An early highlight of the presence in Lithuania was the German combat company's participation in exercise Crystal Arrow which took place in Latvia in March. The force-on-force exercise was supervised by an international team of evaluators and saw the German company – as part of the Latvian battle group under Canadian leadership – carry out combat activities typically associated with this type of operation.
Preparing for Iron Wolf: More than 60 additional vehicles, including the self-propelled howitzer Panzerhaubitze 2000, reinforce the exercise / Photo by Maurice Fateiger
Diversity is strength
This was followed by the traditional gunnery competition which saw main battle tank and infantry fighting vehicle crews vying for a trophy. Showcasing speed and precision, the Norwegian teams carried the day, repeating last year's win of the Iron Spear trophy for Enhanced Forward Presence Battle Group Latvia.
"We offer a diverse set of skills for possible collective defence operations in the Baltic states", says Lieutenant Colonel Hebisch and adds: "I consider these differences a strength of our defensive alliance. Acquainting ourselves with the capabilities of our partners is one goal of our common efforts here in Lithuania. Hence, our motto: 'strong – together'.
Now I eagerly look forward to the upcoming challenge, the highlight of the multinational training activities on the way to attaining the 'combat ready' status."
Reinforcements: 300 additional soldiers and 60 vehicles
The operational readiness of each rotation is assessed during an exercise. Currently a multinational team of evaluators is examining the 9th rotation's capabilities in the context of exercise Iron Wolf taking place at the Lithuanian Gaižiūnai military training area from 19 May to 31 May 2021. Lieutenant Colonel Hebisch explains: "During the certification exercise Iron Wolf, we – together with the Lithuanian Iron Wolf Brigade – showcase our operational readiness and interoperability as well as our operational capabilities."
The exercise taking place in the greater Rukla area is participated by approximately 4000 soldiers from different nations. They either form part of the exercise force or act as umpires in a supervisory capacity. In order to create realistic conditions for the certification exercise, more than 300 additional military personnel and more than 60 vehicles have been transported to Lithuania by air or rail during the past two weeks.

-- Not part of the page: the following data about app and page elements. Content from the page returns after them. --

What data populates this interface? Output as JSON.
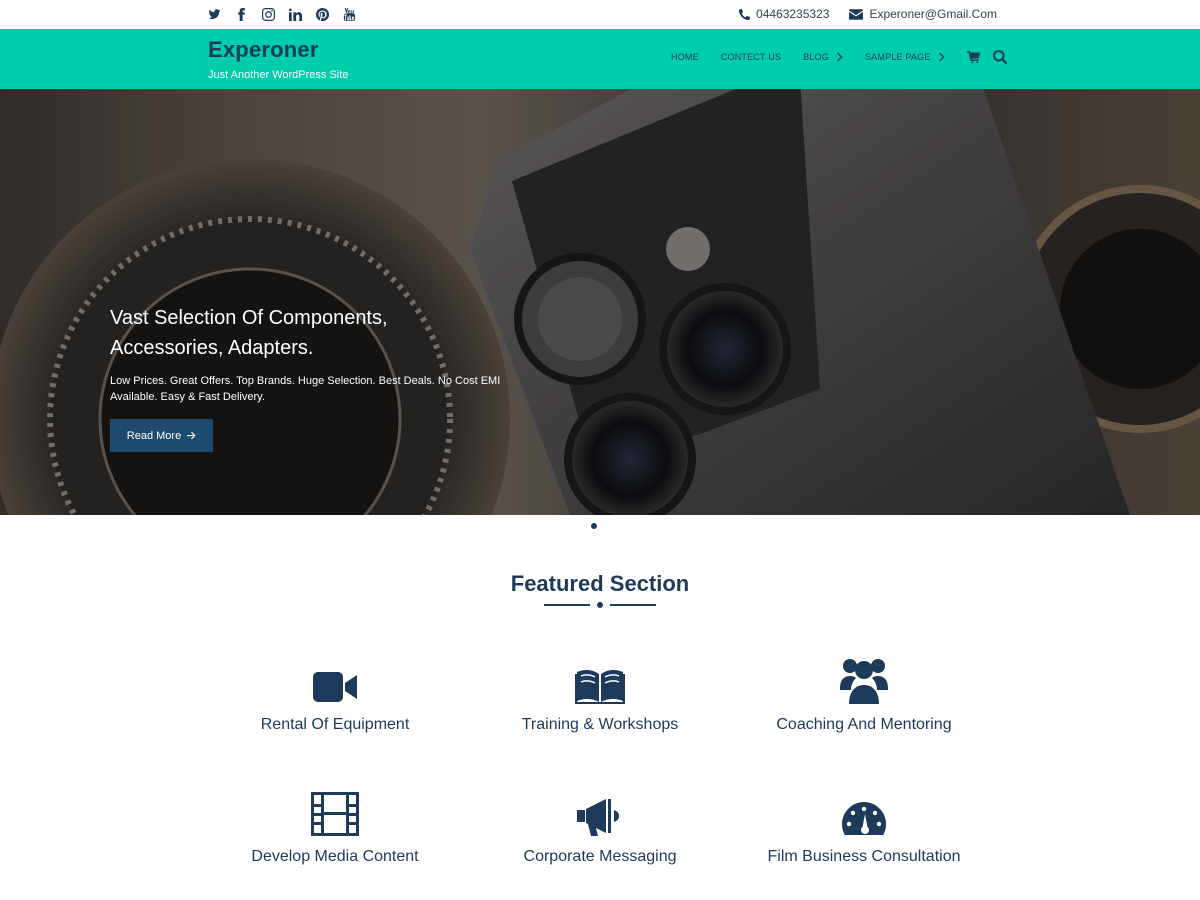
{
  "topbar": {
    "social": [
      "twitter-icon",
      "facebook-icon",
      "instagram-icon",
      "linkedin-icon",
      "pinterest-icon",
      "youtube-icon"
    ],
    "phone": "04463235323",
    "email": "Experoner@Gmail.Com"
  },
  "header": {
    "site_title": "Experoner",
    "tagline": "Just Another WordPress Site",
    "nav": [
      {
        "label": "HOME",
        "has_submenu": false
      },
      {
        "label": "CONTECT US",
        "has_submenu": false
      },
      {
        "label": "BLOG",
        "has_submenu": true
      },
      {
        "label": "SAMPLE PAGE",
        "has_submenu": true
      }
    ],
    "tools": [
      "cart-icon",
      "search-icon"
    ]
  },
  "hero": {
    "title": "Vast Selection Of Components, Accessories, Adapters.",
    "text": "Low Prices. Great Offers. Top Brands. Huge Selection. Best Deals. No Cost EMI Available. Easy & Fast Delivery.",
    "button_label": "Read More"
  },
  "featured": {
    "title": "Featured Section",
    "items": [
      {
        "label": "Rental Of Equipment",
        "icon": "video-camera-icon"
      },
      {
        "label": "Training & Workshops",
        "icon": "open-book-icon"
      },
      {
        "label": "Coaching And Mentoring",
        "icon": "users-group-icon"
      },
      {
        "label": "Develop Media Content",
        "icon": "film-icon"
      },
      {
        "label": "Corporate Messaging",
        "icon": "megaphone-icon"
      },
      {
        "label": "Film Business Consultation",
        "icon": "dashboard-icon"
      }
    ]
  },
  "colors": {
    "accent": "#00cdac",
    "primary": "#1d3a5a",
    "button": "#1d4a6e"
  }
}
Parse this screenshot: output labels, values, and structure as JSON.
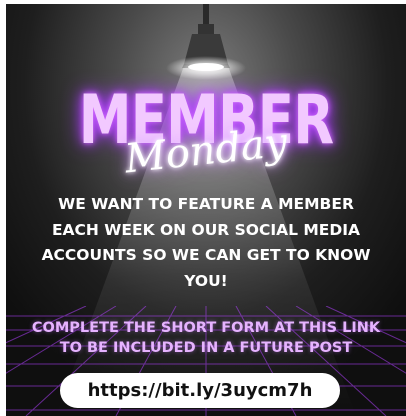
{
  "poster": {
    "title": "MEMBER",
    "subtitle": "Monday",
    "intro": "WE WANT TO FEATURE A MEMBER EACH WEEK ON OUR SOCIAL MEDIA ACCOUNTS SO WE CAN GET TO KNOW YOU!",
    "cta": "COMPLETE THE SHORT FORM AT THIS LINK TO BE INCLUDED IN A FUTURE POST",
    "link": "https://bit.ly/3uycm7h"
  },
  "colors": {
    "neon_purple": "#b040ff",
    "title_fill": "#f2c9ff",
    "cta_text": "#e6b3ff",
    "background": "#1e1e1e",
    "pill": "#ffffff"
  },
  "icons": [
    "ceiling-lamp-icon",
    "neon-grid-floor"
  ]
}
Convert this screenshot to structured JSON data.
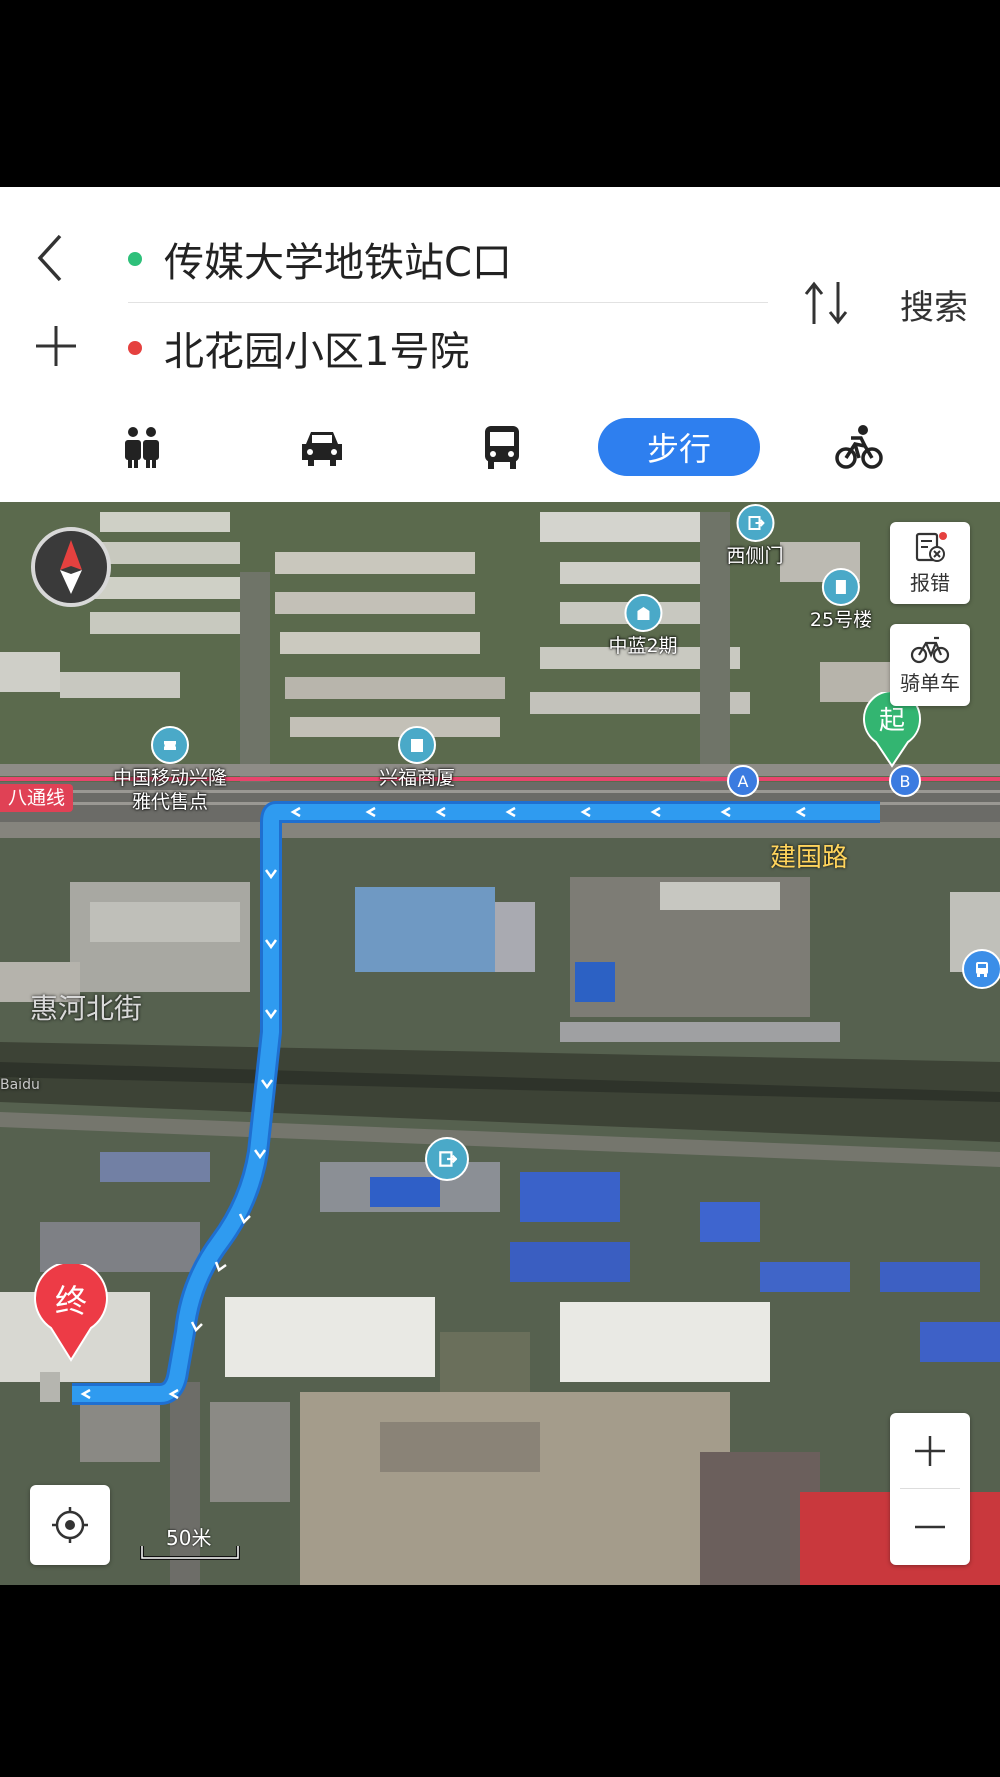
{
  "nav": {
    "origin": "传媒大学地铁站C口",
    "destination": "北花园小区1号院",
    "search_label": "搜索",
    "origin_dot_color": "#2ec07a",
    "dest_dot_color": "#e5413f"
  },
  "modes": [
    {
      "icon": "taxi-icon",
      "label": ""
    },
    {
      "icon": "car-icon",
      "label": ""
    },
    {
      "icon": "bus-icon",
      "label": ""
    },
    {
      "icon": "walk-mode",
      "label": "步行",
      "active": true
    },
    {
      "icon": "bicycle-icon",
      "label": ""
    }
  ],
  "map": {
    "side_buttons": {
      "report": "报错",
      "bike": "骑单车"
    },
    "pois": [
      {
        "name": "西侧门",
        "icon": "gate-icon"
      },
      {
        "name": "中蓝2期",
        "icon": "building-icon"
      },
      {
        "name": "25号楼",
        "icon": "building-icon"
      },
      {
        "name": "中国移动兴隆\n雅代售点",
        "icon": "ticket-icon"
      },
      {
        "name": "兴福商厦",
        "icon": "building-icon"
      }
    ],
    "station_badges": [
      "A",
      "B"
    ],
    "rail_line": "八通线",
    "roads": [
      "建国路",
      "惠河北街"
    ],
    "start_marker": "起",
    "end_marker": "终",
    "watermark": "Baidu",
    "scale": "50米",
    "route_color": "#2f9bf0",
    "zoom_in": "+",
    "zoom_out": "—"
  }
}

Initially, German forces from 3 Reconnaissance Support Battalion in Lüneburg and 325 Artillery Training Support Battalion in Munster took part in combat exercises.
Close cooperation and mutual integration

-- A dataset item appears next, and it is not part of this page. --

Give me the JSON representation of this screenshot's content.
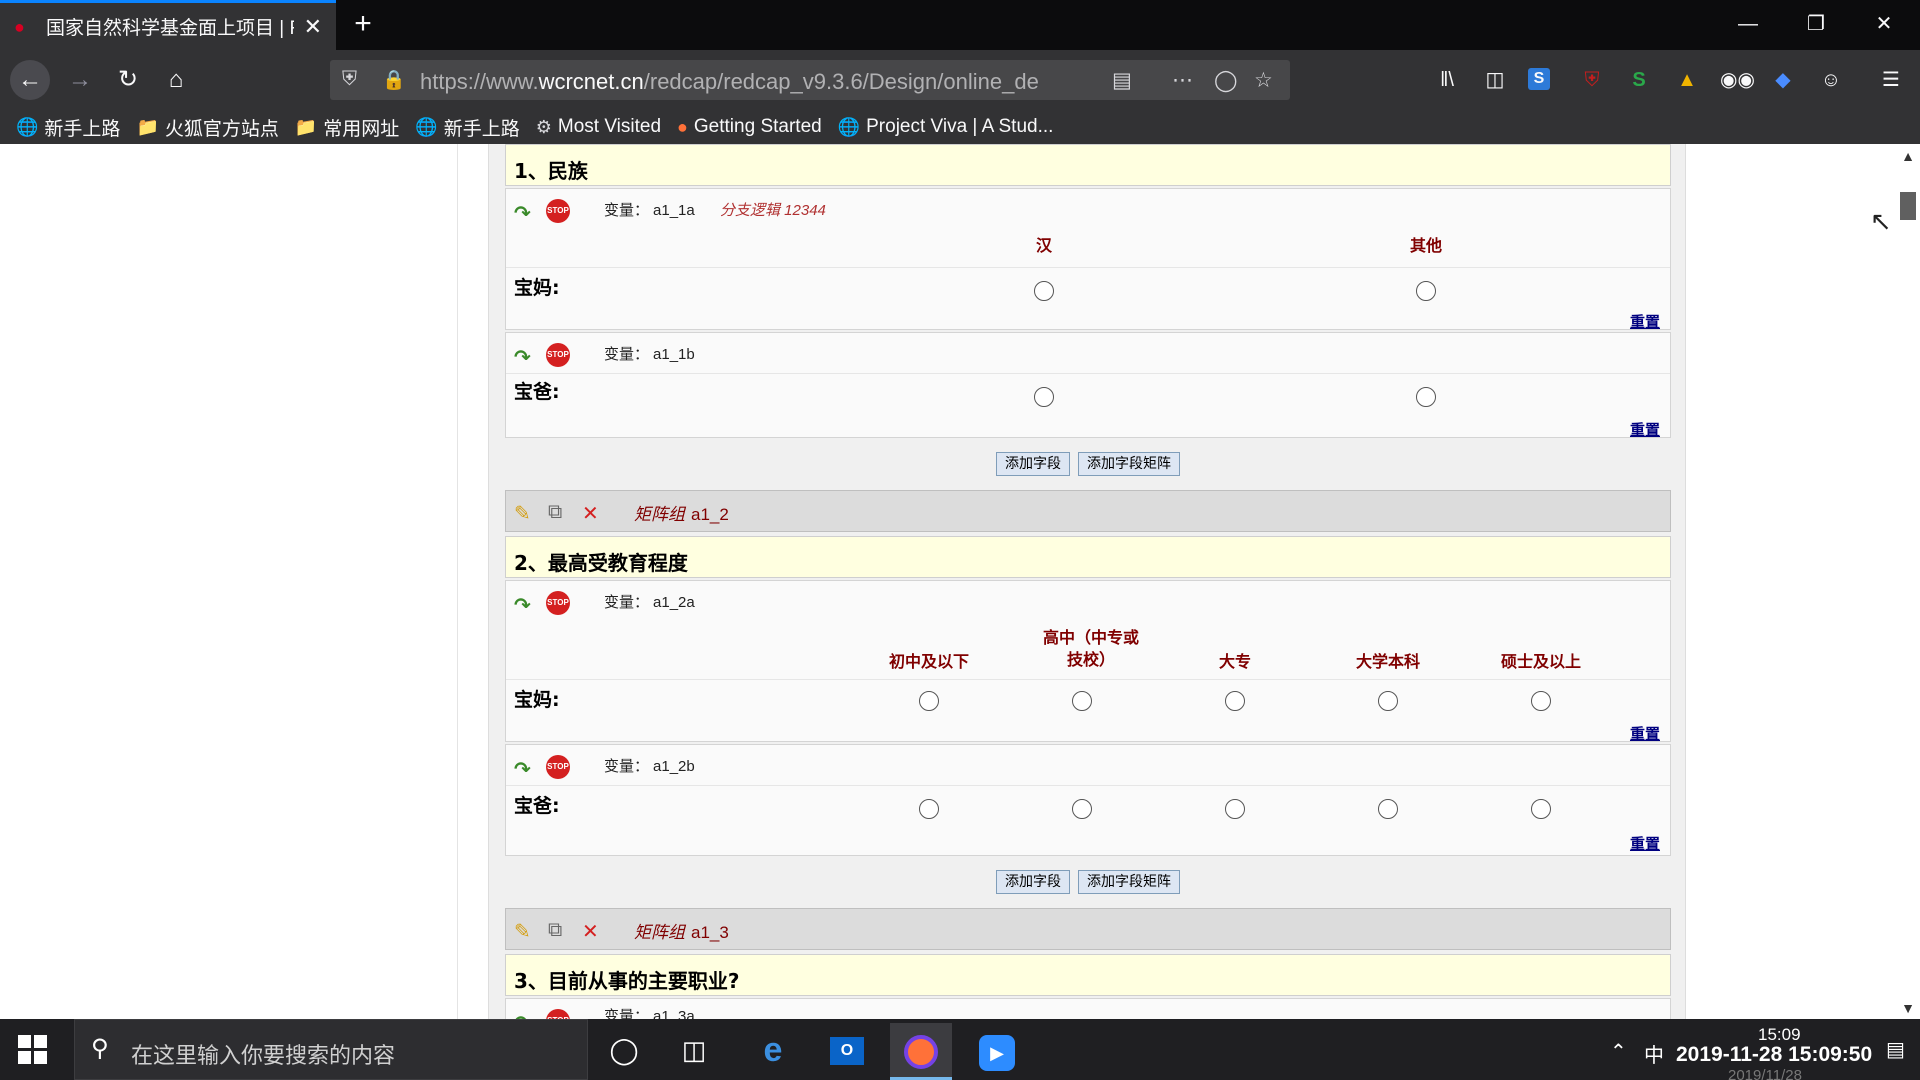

Exercise Raging Leopard in June 2021 will be the final highlight for the 9th rotation. During the two-week exercise, Lithuanian forces and the soldiers of Enhanced Forward Presence Battle Groups Lithuania and Latvia will train together.
"Our contribution to collective defence and deterrence requires close cooperation and mutual integration of our forces. Joint training activities and exercises help us increase cohesion and provide an opportunity to exchange experience and learn from each other. During our mission, we experience every day what it means to be in NATO", concludes Lieutenant Colonel Hebisch.
NATO's unreserved solidarity
"The perception of security is invariably a subjective feeling influenced by personal experience, the history of one's country and the current political context. It, therefore, seems natural to me that Germany is committed to this NATO mission", explains the lieutenant colonel.
He concludes: "The multinational presence in the Baltic region in support of our Lithuanian friends is a powerful symbol of NATO's unreserved solidarity. I can assure you that the men and women of Enhanced Forward Presence Battle Group Lithuania – whether they are from Belgium, Germany, Luxembourg, the Netherlands or Czech Republic – are doing an outstanding job. We will continue to make an essential contribution to the defence of the eastern flank of the Alliance in Lithuania."